The Environmental Policy Group and Aquaculture and Fisheries Group are pleased to announce their joint mini-symposium, entitled: “Fishery Improvement Projects (FIPs): challenges and opportunities towards sustainability.”
MSc student Floor Bokkes, recipient of the Marine Stewardship Council MSc thesis research scholarship last year, will present her research in Indonesia. Guest speakers from Diponegoro University and the Marine Stewardship Council will join us as well. Please see details below.
Trade, information and perceptions in Fishery Improvement Projects: the case of the blue swimming crab fishery in Betahwalang, Indonesia
Fishery Improvement Projects (FIPs) are relatively new governance arrangements for fisheries management. They are market-based initiatives that try to work systematically towards sustainability by creating incentives to change through the fishery value chain. Research was conducted to examine the capacity of FIPs to lead to improvement through the fishery value chain in the context of production and trade, taking into account the information flow through and the perceptions of actors within the value chain. One of the most well-known FIPs is the Indonesian blue swimming crab (BSC) FIP. The BSC FIP was the subject of the conducted case study. Two scales of the BSC FIP were studied, being the scale of the fisheries managers or BSC FIP participants and the scale of the local fishers. The design of this study enabled looking both at the definition of measures agreed upon within the FIP at the scale of the BSC FIP participants and at the implementation of the measures at the scale of the BSC fishers. Differences existed in the way actors captured and processed information and therefore in their perception on the measures taken in the BSC FIP. Moreover, local social and economic relations influenced the flow of information through the value chain and the practices of the actors. The BSC FIP could, until now, not change the practices of fishers and therefore not lead to improvement, because the fisheries management was not adjusted to the existing local situation and no positive change was incentivised.
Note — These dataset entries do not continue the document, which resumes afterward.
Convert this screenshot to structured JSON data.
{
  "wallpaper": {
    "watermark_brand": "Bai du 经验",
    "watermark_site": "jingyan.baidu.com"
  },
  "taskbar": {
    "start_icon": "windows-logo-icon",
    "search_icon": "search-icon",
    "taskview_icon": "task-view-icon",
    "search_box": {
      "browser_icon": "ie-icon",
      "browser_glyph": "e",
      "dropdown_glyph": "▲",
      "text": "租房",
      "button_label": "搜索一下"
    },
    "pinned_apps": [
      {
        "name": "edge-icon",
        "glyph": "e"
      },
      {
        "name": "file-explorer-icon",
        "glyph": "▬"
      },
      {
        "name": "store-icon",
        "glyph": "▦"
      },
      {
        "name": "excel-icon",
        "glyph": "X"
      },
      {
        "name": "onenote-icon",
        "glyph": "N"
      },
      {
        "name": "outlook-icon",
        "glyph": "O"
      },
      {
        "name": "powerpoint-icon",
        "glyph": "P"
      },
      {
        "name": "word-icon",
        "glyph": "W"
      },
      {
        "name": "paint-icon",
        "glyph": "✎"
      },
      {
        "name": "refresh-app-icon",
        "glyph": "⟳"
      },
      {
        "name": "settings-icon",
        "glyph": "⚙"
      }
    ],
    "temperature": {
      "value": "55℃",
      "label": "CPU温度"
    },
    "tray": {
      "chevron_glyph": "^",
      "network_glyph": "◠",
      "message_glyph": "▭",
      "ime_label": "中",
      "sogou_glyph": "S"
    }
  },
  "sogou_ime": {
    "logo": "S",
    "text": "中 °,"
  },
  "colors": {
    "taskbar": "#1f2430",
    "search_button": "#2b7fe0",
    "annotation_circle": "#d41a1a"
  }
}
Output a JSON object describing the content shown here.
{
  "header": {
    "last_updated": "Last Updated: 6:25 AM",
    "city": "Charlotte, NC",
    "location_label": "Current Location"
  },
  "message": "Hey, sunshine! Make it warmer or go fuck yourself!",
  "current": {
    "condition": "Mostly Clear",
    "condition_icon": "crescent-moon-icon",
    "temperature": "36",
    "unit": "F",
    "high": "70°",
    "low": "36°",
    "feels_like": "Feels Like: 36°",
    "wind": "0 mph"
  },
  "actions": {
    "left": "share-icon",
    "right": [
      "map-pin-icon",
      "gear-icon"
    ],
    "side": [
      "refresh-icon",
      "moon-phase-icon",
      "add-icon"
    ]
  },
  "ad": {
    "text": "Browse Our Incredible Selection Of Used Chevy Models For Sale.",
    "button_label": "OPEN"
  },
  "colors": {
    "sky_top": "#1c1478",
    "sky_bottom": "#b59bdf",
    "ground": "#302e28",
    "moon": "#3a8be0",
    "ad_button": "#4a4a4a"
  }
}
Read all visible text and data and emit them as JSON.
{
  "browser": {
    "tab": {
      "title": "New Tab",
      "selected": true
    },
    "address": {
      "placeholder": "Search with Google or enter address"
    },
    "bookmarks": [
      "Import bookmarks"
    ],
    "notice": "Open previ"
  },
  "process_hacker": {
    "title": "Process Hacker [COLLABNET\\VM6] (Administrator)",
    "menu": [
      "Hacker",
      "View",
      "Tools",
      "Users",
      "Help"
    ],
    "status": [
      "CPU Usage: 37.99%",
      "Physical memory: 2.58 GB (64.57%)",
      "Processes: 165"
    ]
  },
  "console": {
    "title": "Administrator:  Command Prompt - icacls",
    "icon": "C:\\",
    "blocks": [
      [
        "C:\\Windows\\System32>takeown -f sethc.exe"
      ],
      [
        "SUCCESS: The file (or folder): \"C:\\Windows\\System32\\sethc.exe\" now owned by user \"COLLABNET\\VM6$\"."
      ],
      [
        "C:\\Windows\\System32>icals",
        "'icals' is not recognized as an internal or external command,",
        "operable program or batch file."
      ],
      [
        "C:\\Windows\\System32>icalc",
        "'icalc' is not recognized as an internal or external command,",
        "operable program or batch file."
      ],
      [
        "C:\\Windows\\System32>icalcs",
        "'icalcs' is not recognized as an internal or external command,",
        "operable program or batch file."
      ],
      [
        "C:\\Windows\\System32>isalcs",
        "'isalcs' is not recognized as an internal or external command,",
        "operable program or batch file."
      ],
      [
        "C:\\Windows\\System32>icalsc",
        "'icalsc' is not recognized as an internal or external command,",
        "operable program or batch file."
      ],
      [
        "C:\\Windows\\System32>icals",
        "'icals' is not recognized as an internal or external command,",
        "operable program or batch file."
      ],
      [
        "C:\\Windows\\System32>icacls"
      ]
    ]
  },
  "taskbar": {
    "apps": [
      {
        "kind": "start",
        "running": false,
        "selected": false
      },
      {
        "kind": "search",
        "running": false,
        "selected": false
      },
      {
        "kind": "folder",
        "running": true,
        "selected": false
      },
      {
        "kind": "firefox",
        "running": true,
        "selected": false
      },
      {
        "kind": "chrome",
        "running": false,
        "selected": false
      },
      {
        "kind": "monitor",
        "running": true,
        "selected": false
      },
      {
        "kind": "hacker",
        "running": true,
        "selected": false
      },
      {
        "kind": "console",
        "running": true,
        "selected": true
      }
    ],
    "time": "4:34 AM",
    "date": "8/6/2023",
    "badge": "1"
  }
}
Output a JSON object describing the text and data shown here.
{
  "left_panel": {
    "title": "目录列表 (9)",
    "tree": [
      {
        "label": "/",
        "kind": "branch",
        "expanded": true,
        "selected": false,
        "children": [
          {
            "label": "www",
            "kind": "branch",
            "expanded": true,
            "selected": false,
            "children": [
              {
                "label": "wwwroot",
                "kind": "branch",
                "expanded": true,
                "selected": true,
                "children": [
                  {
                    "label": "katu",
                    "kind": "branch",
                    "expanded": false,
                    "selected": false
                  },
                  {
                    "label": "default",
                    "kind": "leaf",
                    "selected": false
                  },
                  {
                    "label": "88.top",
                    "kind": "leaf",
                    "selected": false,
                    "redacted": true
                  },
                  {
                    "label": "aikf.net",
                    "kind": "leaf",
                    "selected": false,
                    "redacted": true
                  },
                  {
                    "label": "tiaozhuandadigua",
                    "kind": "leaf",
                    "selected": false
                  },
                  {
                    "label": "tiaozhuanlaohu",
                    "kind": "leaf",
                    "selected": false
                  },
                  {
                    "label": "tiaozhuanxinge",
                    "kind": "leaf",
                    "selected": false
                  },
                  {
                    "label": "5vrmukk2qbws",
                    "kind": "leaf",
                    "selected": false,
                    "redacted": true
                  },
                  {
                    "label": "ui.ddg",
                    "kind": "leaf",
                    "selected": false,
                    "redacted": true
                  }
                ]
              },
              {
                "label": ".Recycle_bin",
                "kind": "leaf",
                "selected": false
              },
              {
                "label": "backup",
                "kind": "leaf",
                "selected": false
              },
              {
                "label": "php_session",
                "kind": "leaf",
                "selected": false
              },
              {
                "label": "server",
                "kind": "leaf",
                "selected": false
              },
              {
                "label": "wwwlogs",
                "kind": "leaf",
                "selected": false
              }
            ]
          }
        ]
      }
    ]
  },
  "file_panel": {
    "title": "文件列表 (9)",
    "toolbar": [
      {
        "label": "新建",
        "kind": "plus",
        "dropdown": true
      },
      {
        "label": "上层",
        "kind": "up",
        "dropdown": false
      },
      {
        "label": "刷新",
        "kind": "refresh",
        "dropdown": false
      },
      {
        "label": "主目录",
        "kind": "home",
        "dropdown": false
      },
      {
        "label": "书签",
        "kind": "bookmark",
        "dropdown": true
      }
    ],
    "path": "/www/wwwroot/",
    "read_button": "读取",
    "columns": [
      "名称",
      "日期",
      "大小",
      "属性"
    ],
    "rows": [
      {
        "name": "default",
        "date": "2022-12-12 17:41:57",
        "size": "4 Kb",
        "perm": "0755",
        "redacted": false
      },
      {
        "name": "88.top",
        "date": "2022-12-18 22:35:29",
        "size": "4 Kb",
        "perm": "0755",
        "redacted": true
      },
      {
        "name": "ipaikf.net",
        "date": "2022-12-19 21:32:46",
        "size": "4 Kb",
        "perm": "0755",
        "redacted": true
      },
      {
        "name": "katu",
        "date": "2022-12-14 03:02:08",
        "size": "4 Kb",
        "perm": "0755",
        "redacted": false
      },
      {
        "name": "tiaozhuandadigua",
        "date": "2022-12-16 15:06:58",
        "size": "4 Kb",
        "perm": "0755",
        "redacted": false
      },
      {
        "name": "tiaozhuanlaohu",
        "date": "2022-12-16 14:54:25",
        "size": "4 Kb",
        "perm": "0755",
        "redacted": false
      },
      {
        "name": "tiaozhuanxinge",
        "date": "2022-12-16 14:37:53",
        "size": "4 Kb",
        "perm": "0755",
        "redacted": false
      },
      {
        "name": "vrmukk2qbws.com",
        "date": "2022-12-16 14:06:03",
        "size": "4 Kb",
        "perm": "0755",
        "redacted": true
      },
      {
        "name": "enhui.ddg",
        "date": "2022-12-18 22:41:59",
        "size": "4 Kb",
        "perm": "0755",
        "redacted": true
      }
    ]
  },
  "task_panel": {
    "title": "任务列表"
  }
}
The Indonesian experience with FIPs
Abdul Ghofar (Diponegoro University, Indonesia)
Marine Stewardship Council support to the development of FIPs
Cassie Leisk (Marine Stewardship Council)